YSAP collaborated with six Pennsylvania agencies who, on behalf of all private providers in the Commonwealth, filed a Motion on July 16, 2009, seeking to invalidate the OCYF administrative bulletin (there were actually several bulletins issued) and the rate-setting procedures they imposed.
A year later, on July 23, 2010, the Commonwealth Court of Pennsylvania ruled against the Office of Children, Youth and Families (OCYF) of the Department of Public Welfare and struck down the fiscal procedures that it had imposed by bulletin a year earlier. A three-judge panel unanimously decided in favor of the private providers. Senior Judge Friedburg wrote: “…we hold that the Bulletins are, in fact, unpromulgated regulations and, thus, Providers have a clear right to the relief requested. Accordingly, we grant Providers’ Motion.”
Ultimately the private providers prevailed. On April 24, 2013, the Supreme Court upheld the Commonwealth Court decision. See YSAP webpage: “PA Supreme Court decision terminates illegal state fiscal process.”
DPW’s efforts, however, took other forms. During the tumult of the budget bill process in the autumn of 2009, DPW hastily proposed HB 1351 with the same sort of unacceptable revisions to the 3170 regulations that had been defeated in the 1990’s. YSAP led the battle against HB1351, rallying private providers, contacting legislators and orchestrating a letter-writing campaign. YSAP persuaded legislators that such dramatic changes to the regulations should only be carried out through thoughtful hearings, not in haste. HB 1351 failed.
The fundamental problem facing children and youth agency budgets is a natural consequence of the growing societal need for services and the limitations of state and federal funding. Feeling pressured by demands to curtail costs in the face of limited revenues, public servants have inappropriately seized upon desperate and arbitrary measures.
County and state government officials do not seem to understand that they can only squeeze so hard. Many are making decisions based on unrealistic assumptions—that if one private provider goes out of business there will always be another to take its place. Or that the government should not have to pay the full price for services it requires—that private providers should meet shortfalls through philanthropy. Such foolhardy thinking has resulted in a tragic deterioration in what used to be a positive collaboration between government and the private sector. Instead, there is now an atmosphere of fear and hostility characterized by accusations, threats and lawsuits.
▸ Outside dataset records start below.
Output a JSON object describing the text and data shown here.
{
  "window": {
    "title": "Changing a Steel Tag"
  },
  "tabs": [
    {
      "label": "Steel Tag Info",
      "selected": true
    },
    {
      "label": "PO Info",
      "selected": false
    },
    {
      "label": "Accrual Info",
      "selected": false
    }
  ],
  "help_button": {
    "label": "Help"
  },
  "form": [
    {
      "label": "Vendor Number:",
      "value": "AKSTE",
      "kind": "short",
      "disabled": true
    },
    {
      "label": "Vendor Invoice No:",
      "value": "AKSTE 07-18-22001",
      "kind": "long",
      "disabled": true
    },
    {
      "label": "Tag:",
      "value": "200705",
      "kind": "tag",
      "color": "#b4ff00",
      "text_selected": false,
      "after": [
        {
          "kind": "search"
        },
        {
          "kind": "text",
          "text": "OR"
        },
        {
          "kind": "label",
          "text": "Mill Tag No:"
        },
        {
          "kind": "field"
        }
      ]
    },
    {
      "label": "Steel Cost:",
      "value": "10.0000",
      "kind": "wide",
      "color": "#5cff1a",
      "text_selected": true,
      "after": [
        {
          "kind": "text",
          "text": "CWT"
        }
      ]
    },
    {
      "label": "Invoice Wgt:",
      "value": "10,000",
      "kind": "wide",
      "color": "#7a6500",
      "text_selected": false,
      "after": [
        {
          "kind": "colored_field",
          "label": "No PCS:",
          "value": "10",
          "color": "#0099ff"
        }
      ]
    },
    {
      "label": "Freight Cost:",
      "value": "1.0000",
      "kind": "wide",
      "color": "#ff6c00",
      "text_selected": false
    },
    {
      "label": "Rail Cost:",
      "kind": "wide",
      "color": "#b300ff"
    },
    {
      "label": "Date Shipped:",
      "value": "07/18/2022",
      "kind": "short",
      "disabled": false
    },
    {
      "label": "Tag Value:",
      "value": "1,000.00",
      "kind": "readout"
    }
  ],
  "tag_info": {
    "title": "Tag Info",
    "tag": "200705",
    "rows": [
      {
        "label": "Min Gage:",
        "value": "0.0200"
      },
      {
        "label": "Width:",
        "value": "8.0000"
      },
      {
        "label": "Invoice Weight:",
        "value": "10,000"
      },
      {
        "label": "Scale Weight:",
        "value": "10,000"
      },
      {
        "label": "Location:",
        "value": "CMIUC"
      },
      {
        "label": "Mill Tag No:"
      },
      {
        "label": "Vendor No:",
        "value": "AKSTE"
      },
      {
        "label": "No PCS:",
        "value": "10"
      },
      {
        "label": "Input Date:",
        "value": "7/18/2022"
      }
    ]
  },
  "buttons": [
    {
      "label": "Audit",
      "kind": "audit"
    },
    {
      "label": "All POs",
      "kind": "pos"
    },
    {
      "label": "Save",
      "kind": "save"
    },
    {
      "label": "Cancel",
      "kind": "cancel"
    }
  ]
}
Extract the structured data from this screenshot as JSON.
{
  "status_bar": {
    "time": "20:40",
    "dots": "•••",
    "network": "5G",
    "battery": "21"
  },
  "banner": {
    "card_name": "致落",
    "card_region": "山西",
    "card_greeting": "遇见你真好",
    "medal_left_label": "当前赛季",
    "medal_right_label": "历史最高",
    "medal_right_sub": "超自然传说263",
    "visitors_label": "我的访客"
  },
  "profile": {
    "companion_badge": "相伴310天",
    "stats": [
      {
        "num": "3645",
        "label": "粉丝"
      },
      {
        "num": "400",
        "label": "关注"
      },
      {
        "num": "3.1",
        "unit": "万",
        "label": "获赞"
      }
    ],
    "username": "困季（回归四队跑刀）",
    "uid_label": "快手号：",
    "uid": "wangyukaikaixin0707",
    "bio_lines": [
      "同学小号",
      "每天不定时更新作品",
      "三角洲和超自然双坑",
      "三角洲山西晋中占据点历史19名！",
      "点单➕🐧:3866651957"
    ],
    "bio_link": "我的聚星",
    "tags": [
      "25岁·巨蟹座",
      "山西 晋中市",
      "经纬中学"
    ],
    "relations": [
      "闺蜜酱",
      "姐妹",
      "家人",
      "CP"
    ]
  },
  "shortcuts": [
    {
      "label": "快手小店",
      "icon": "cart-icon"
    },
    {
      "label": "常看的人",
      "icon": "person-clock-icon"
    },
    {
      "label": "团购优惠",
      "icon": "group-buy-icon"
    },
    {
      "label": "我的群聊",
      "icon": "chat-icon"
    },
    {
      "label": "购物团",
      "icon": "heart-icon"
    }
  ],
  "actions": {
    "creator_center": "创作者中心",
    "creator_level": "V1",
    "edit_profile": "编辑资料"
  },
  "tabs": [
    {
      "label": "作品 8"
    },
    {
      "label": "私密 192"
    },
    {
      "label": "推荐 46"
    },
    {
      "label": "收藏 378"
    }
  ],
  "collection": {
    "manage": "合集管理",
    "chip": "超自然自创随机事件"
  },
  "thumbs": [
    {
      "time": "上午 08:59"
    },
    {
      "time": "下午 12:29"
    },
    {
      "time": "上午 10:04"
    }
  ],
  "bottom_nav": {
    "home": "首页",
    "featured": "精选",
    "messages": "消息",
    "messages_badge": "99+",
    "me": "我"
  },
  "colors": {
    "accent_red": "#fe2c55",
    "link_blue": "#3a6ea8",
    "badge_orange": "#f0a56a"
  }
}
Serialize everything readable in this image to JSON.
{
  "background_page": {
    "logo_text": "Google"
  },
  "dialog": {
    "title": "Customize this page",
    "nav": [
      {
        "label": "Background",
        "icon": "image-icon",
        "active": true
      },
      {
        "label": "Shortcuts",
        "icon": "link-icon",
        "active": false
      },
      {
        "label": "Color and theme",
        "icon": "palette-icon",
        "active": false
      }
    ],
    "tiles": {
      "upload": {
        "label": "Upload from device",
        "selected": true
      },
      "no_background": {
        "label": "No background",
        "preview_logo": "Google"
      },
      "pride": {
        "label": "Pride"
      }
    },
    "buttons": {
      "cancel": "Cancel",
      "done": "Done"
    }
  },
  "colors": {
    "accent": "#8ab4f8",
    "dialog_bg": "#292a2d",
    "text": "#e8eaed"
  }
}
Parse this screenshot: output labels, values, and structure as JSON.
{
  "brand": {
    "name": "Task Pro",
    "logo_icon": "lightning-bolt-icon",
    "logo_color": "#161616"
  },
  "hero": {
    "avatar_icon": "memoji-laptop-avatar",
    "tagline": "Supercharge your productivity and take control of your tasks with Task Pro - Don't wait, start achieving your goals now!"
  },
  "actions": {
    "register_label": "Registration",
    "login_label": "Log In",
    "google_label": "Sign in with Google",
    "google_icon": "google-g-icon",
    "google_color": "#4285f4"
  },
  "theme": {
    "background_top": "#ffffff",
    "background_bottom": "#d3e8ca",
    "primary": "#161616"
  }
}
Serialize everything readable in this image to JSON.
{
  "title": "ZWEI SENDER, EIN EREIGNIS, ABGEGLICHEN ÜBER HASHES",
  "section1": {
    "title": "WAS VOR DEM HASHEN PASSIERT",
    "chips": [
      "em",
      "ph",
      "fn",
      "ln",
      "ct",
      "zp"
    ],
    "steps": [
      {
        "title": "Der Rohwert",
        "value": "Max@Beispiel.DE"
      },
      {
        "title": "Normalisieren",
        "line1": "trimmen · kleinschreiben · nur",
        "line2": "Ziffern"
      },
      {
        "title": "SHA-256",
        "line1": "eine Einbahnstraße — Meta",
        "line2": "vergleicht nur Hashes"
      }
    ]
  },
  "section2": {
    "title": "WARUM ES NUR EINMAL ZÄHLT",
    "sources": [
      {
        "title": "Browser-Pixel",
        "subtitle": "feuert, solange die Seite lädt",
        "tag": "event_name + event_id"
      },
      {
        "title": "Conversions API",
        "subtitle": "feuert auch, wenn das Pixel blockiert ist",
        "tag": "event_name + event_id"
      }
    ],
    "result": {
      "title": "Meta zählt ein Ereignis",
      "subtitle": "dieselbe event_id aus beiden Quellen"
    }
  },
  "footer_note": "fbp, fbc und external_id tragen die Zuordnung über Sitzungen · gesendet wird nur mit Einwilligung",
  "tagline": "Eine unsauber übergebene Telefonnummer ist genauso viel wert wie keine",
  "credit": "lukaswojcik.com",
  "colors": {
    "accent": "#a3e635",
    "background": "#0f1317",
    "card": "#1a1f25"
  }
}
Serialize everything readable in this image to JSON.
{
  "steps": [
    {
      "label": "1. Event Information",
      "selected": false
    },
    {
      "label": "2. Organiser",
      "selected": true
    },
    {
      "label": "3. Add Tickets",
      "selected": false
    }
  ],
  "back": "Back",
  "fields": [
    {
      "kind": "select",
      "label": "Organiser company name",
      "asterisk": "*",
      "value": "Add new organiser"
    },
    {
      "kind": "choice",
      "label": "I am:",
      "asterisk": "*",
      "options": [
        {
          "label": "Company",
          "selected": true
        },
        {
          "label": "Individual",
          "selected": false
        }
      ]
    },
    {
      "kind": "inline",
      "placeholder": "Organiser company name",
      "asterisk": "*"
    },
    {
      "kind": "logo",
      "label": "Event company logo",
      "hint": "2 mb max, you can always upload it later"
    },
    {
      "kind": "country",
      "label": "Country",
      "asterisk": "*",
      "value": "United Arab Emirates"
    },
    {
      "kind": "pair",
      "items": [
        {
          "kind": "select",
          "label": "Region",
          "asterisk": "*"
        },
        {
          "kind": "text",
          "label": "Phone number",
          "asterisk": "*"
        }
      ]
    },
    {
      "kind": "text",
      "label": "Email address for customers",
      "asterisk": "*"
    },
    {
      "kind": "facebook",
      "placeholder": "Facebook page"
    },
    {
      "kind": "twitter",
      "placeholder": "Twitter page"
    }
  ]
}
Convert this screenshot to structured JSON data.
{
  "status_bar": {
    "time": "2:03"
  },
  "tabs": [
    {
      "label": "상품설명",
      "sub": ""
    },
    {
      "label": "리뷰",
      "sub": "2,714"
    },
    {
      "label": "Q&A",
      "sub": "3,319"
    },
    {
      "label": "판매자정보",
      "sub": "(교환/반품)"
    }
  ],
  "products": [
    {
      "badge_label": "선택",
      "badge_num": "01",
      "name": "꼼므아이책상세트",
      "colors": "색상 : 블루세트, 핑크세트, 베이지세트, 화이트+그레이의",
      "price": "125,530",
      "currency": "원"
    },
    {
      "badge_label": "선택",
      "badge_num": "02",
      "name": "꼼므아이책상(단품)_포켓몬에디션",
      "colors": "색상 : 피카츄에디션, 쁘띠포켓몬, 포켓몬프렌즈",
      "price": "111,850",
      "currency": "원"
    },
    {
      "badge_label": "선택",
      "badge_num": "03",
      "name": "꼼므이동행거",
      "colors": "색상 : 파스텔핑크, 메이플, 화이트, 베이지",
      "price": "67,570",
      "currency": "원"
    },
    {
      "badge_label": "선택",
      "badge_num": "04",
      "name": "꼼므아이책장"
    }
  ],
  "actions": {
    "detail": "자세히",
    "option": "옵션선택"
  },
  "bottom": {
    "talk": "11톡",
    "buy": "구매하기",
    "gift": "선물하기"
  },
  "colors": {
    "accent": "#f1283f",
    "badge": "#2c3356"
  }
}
The heavy-handed imposition of central planning and external control of private enterprise by governments are destroying the healthy system that once benefited Pennsylvania’s young people. A free market approach with a fee structure that actually covers the true cost of service is critical.
Although the courts have terminated the illegal rate-setting apparatus established by OCYF, there is much to be done.
YSAP is attempting to create a new atmosphere in Harrisburg of reflection and change. We want to recapture the collaborative spirit that prevailed when Act 148 sought to encourage innovative community-based services.
YSAP is working with members of the legislature to strengthen Act 30 and ensure that vulnerable children and youth receive quality services based on reasonable rates that meet the actual cost of care.
YSAP is striving to educate the public, legislators and government officials about the remarkable work that private agencies and their dedicated staff are doing every day with children, youth and their families across Pennsylvania.